[Dataset rows for apps and sites]
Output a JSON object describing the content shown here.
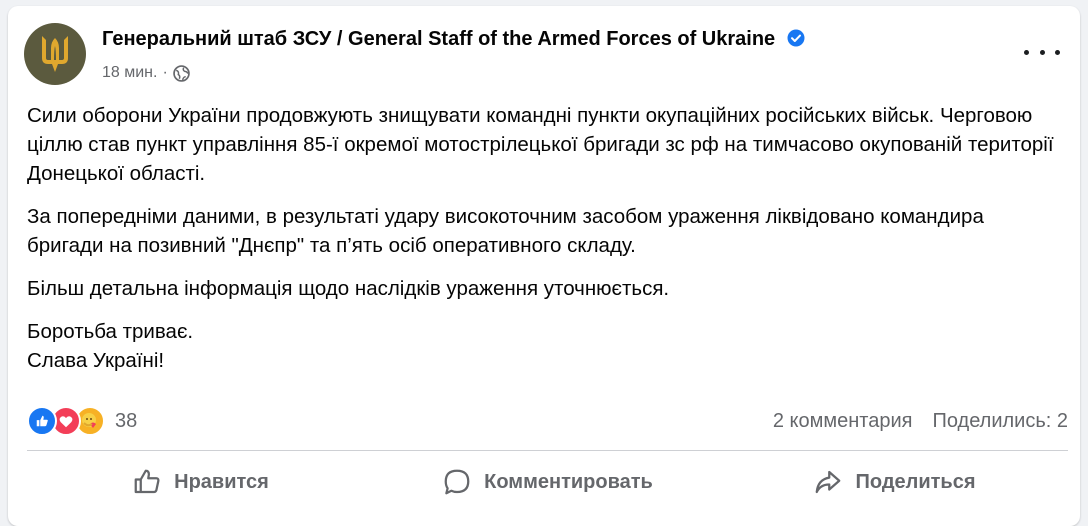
{
  "post": {
    "author": "Генеральний штаб ЗСУ / General Staff of the Armed Forces of Ukraine",
    "time": "18 мин.",
    "separator": "·",
    "paragraphs": [
      "Сили оборони України продовжують знищувати командні пункти окупаційних російських військ. Черговою ціллю став пункт управління 85-ї окремої мотострілецької бригади зс рф на тимчасово окупованій території Донецької області.",
      "За попередніми даними, в результаті удару високоточним засобом ураження ліквідовано командира бригади на позивний \"Днєпр\" та п’ять осіб оперативного складу.",
      "Більш детальна інформація щодо наслідків ураження уточнюється.",
      "Боротьба триває.",
      "Слава Україні!"
    ]
  },
  "reactions": {
    "count": "38",
    "comments": "2 комментария",
    "shares": "Поделились: 2"
  },
  "actions": {
    "like": "Нравится",
    "comment": "Комментировать",
    "share": "Поделиться"
  },
  "colors": {
    "accent": "#1877f2",
    "love": "#f33e58",
    "care": "#f7b125",
    "avatar_bg": "#5b5a3e",
    "emblem": "#e0a82e"
  }
}
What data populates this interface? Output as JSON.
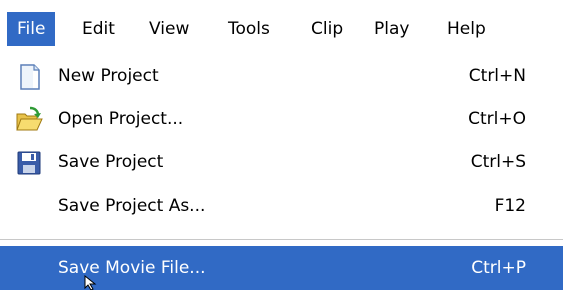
{
  "menubar": {
    "items": [
      {
        "label": "File"
      },
      {
        "label": "Edit"
      },
      {
        "label": "View"
      },
      {
        "label": "Tools"
      },
      {
        "label": "Clip"
      },
      {
        "label": "Play"
      },
      {
        "label": "Help"
      }
    ],
    "active_index": 0
  },
  "file_menu": {
    "items": [
      {
        "label": "New Project",
        "shortcut": "Ctrl+N",
        "icon": "new-document-icon"
      },
      {
        "label": "Open Project...",
        "shortcut": "Ctrl+O",
        "icon": "open-folder-icon"
      },
      {
        "label": "Save Project",
        "shortcut": "Ctrl+S",
        "icon": "floppy-disk-icon"
      },
      {
        "label": "Save Project As...",
        "shortcut": "F12",
        "icon": ""
      },
      {
        "label": "Save Movie File...",
        "shortcut": "Ctrl+P",
        "icon": "",
        "highlighted": true
      }
    ]
  },
  "colors": {
    "highlight": "#316ac5",
    "highlight_text": "#ffffff",
    "text": "#000000",
    "background": "#ffffff"
  }
}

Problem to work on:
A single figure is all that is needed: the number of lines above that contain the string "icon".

Exercise response:
5